Top of Material provided

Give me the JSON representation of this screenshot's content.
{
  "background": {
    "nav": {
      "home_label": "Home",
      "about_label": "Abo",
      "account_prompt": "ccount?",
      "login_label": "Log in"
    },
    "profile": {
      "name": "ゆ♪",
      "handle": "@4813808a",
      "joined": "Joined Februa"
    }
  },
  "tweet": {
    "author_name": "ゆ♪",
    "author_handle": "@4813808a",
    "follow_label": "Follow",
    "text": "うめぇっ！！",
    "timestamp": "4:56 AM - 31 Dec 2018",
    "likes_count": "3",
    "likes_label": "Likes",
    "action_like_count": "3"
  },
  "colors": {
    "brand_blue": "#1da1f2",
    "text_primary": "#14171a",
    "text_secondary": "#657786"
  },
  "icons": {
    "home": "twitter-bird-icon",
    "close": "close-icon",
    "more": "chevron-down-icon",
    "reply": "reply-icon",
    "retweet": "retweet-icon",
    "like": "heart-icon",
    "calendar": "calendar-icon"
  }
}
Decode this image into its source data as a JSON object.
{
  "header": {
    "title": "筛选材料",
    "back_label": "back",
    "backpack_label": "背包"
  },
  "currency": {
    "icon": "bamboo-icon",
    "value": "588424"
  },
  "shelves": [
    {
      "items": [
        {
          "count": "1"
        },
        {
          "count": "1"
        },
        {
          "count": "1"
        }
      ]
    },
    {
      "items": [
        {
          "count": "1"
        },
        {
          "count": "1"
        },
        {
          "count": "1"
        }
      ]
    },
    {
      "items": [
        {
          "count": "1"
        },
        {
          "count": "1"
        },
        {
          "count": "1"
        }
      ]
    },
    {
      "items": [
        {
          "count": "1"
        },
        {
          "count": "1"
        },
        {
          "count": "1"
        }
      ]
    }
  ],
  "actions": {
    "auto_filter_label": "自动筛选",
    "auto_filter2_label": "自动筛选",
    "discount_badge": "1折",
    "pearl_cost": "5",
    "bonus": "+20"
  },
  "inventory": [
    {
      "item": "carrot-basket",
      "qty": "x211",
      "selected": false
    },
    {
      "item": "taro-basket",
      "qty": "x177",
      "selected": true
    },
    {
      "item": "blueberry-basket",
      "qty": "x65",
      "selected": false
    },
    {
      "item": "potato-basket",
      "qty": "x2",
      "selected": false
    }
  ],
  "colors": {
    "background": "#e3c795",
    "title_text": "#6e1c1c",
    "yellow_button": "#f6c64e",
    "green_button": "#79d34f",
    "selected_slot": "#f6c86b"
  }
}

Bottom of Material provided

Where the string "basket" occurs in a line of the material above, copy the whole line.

      "item": "carrot-basket",
      "item": "taro-basket",
      "item": "blueberry-basket",
      "item": "potato-basket",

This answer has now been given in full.